Apple Implementing Tighter Security Guidelines for Supply Chain Partners to Prevent Leaks

Apple has implemented tougher security norms in its suppliers’ factories from the beginning of this year in a bid to reduce product leaks. As part of the changes, Apple is preventing its manufacturing partners from collecting Apple employees’ biometric data who visit their factories.

This new rule, however, is not applicable for factory workers. Additionally, Apple’s manufacturing partners must check the criminal background of all assembly line workers who are working on unreleased Apple products. Criminal background checks were only carried out on selected employees, with ones having a criminal background not allowed to enter factory areas where upcoming Apple products are being produced.

Apple is also increasing the use of surveillance cameras in its supplier factories. It is updating its system to track how long a sensitive component remains at a production station. If a component takes longer than expected at one station, an alarm will be automatically triggered. This will also help Apple in determining whether its manufacturing partners are cutting corners in any aspect or not.

The company requires that factory guards at checkpoints now keep a detailed log of workers who transport sensitive components from one area to another.

Other security measures include surveillance cameras capturing all four sides of transport vehicles when they are parked. All factory visitors must now show a government-issued ID card before entering the premises. Apple is also requiring that videos showing the destruction of prototypes and destructive parts are retained for a period of 180 days now.

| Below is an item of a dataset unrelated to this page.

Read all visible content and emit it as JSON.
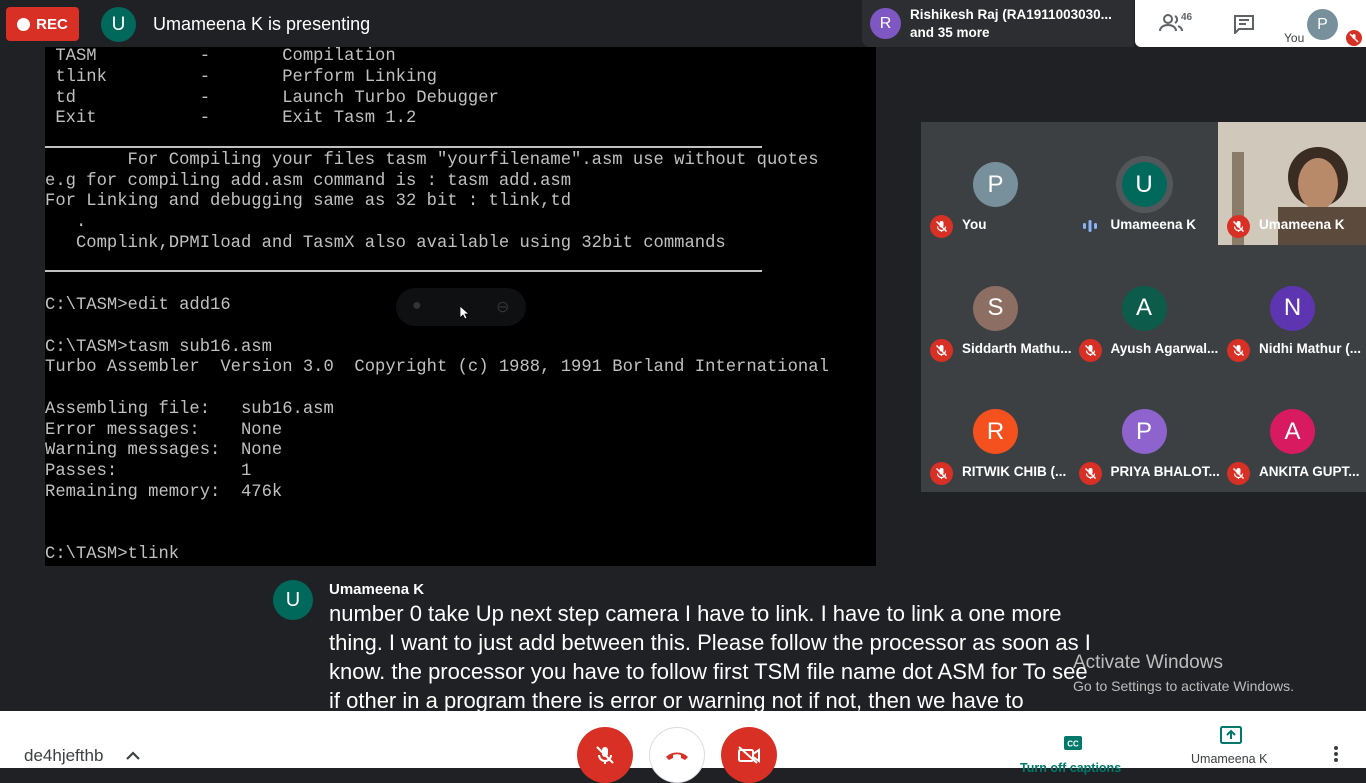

Many workers view the tighter security implementation from Apple as a double standard, especially since Apple employees’ biometric data are not collected at factory premises. This also goes against Apple’s human rights policy which the company aims to extend to its business partners at every possible level.

Our Take

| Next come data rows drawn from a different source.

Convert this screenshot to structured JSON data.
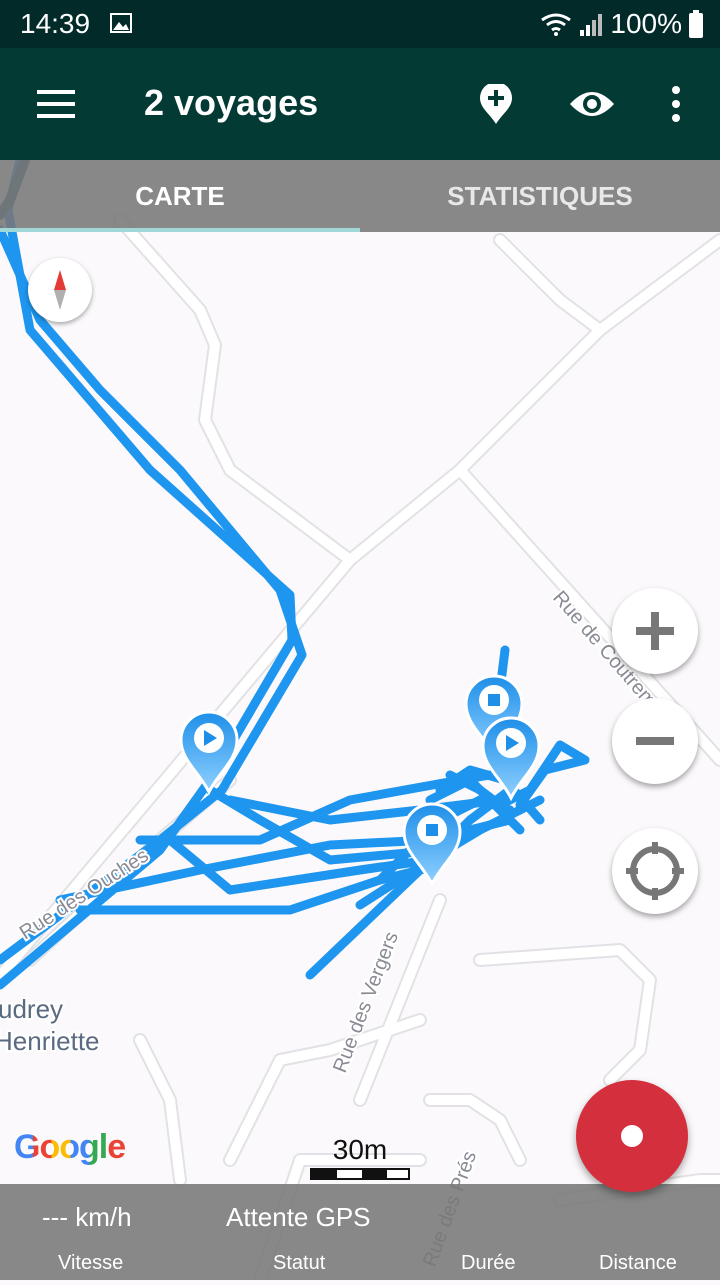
{
  "status_bar": {
    "time": "14:39",
    "battery": "100%"
  },
  "toolbar": {
    "title": "2 voyages"
  },
  "tabs": [
    {
      "label": "CARTE",
      "active": true
    },
    {
      "label": "STATISTIQUES",
      "active": false
    }
  ],
  "map": {
    "streets": [
      "Rue de Coutremont",
      "Rue des Ouches",
      "Rue des Vergers",
      "Rue des Prés"
    ],
    "place_lines": [
      "udrey",
      "Henriette"
    ],
    "attribution": "Google",
    "scale_label": "30m"
  },
  "bottom_bar": {
    "speed_value": "--- km/h",
    "status_value": "Attente GPS",
    "labels": {
      "speed": "Vitesse",
      "status": "Statut",
      "duration": "Durée",
      "distance": "Distance"
    }
  },
  "colors": {
    "status_bar": "#022a28",
    "toolbar": "#033a34",
    "track": "#1e96f0",
    "record": "#d32f3c",
    "tab_indicator": "#9fd8d6"
  }
}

Leaks surrounding Apple products generally come from its supply chain, so Apple implementing stronger security measures can definitely help clamp down on them. Whether these changes will be effective or not is something that only time will tell.

[Via The Information]